Walking is analysed through an interdisciplinary approach, where both synergistic quantitative and qualitative methods are used. The first analyses were carried out in Copenhagen employing the interdisciplinary approach. The exciting interdisciplinary results include knowledge on the interaction between pedestrians and cyclists on Enghave Plads. The qualitative observations showed no signs of conflicts, and none of those interviewed expressed having experienced any insecurity or other problems with cyclists crossing the square. This is despite the fact that video recordings showed a considerable number of them. Smart video processing showed a probable cause: namely that cyclists on the square moved at a pedestrian pace or rode slowly, while those in the bicycle lane at the edge of the square rode at a normal bicycling speed.

•    •    •

Walking is a hot topic in discussions about urban mobility, urbanization and UN’s sustainable goals while cities are beginning to invest heavily in walking.

London has announced its first Walking Action Plan in order to “become the world’s most walkable city” and create an extra million walking trips a day.

Copenhagen is focusing heavily on walking as a mode of transport in their upcoming Mobility Plan 2025.

“Walking for life”, The Norwegian Walking Strategy was launched by the Norwegian Public Roads Administration in 2012. Several Norwegian cities have conducted local walking strategies. COWI DK and NO have recently worked on a strategy in order to promote walking as a mode of transport and everyday activity for the municipality of Oslo.

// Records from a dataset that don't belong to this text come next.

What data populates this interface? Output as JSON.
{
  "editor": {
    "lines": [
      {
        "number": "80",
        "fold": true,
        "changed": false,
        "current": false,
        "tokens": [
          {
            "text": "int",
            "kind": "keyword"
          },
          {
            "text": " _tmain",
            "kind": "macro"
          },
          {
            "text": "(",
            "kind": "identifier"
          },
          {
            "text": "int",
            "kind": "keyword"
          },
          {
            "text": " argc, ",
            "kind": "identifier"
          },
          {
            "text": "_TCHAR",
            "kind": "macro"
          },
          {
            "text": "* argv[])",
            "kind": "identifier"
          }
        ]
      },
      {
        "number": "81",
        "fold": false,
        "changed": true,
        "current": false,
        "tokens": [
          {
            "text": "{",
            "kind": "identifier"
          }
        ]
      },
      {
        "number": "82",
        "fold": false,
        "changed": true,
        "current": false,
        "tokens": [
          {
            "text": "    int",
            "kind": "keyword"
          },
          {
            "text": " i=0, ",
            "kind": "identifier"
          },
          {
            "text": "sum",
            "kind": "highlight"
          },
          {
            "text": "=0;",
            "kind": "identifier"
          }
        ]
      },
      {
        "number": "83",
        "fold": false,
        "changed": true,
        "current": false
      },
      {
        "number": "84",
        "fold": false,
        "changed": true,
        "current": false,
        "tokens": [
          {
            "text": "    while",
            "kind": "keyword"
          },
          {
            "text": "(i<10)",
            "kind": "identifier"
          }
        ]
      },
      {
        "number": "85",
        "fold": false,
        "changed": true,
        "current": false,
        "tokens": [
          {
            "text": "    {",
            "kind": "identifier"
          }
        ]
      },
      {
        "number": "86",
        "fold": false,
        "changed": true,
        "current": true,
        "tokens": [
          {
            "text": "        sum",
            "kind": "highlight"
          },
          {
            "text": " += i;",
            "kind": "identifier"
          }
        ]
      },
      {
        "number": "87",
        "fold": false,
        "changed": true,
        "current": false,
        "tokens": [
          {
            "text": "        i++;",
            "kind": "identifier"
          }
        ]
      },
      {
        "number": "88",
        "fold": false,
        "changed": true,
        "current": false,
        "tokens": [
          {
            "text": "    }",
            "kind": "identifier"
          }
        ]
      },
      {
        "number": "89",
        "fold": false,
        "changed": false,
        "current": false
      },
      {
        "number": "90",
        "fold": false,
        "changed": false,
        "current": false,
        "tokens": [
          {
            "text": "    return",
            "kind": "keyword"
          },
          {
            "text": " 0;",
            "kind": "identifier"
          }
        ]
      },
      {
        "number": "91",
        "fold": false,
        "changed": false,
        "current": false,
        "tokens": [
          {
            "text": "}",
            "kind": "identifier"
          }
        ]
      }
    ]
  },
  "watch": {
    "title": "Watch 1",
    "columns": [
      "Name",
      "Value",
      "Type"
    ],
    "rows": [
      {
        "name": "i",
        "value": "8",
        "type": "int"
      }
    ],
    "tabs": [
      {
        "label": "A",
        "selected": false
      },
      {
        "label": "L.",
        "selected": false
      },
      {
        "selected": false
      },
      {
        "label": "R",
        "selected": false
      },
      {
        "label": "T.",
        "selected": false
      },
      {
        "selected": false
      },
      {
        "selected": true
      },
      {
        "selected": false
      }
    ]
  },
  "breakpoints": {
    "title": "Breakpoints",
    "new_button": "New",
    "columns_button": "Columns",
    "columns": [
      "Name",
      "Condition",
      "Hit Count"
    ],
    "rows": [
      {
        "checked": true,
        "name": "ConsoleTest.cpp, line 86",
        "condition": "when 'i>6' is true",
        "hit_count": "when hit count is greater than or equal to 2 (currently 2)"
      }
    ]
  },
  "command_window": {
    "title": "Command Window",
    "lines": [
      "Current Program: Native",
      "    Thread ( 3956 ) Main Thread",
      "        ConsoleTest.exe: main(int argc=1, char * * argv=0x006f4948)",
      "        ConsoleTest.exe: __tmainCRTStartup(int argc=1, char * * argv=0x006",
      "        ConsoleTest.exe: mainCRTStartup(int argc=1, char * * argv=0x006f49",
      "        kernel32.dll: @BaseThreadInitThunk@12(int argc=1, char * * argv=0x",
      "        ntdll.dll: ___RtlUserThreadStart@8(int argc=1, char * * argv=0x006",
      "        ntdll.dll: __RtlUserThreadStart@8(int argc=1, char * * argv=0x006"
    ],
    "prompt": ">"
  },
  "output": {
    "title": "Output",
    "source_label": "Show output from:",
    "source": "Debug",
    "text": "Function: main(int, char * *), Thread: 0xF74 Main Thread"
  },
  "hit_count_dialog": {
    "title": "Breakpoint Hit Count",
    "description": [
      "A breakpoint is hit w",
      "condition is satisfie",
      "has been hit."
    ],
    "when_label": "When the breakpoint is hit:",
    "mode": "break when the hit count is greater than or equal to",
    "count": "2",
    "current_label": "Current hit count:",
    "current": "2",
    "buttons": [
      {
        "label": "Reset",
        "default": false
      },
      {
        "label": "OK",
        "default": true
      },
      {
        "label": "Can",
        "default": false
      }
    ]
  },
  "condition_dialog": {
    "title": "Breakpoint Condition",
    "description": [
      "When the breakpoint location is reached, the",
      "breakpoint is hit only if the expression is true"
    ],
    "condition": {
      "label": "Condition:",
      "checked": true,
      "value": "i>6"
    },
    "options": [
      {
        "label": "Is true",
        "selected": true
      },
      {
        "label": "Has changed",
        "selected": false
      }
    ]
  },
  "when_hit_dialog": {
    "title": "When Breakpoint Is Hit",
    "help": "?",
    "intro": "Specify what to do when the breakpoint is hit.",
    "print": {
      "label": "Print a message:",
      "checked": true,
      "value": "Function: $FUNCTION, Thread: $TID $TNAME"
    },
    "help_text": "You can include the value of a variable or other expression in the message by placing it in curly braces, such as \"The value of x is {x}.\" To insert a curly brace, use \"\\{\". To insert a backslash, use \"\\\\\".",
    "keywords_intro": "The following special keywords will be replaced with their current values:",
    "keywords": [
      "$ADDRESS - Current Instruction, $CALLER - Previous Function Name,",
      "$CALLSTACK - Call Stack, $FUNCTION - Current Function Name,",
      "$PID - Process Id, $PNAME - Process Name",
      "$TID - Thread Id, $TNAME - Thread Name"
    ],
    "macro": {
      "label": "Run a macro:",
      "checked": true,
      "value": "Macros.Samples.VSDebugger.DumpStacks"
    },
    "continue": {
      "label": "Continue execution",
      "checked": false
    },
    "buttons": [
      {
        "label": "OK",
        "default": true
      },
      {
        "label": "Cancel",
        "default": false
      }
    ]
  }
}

COWI DK has done research and tested prototypes of design elements in relation to tourists and walking in Venice to help the municipality cope with 100.000 visitors a day.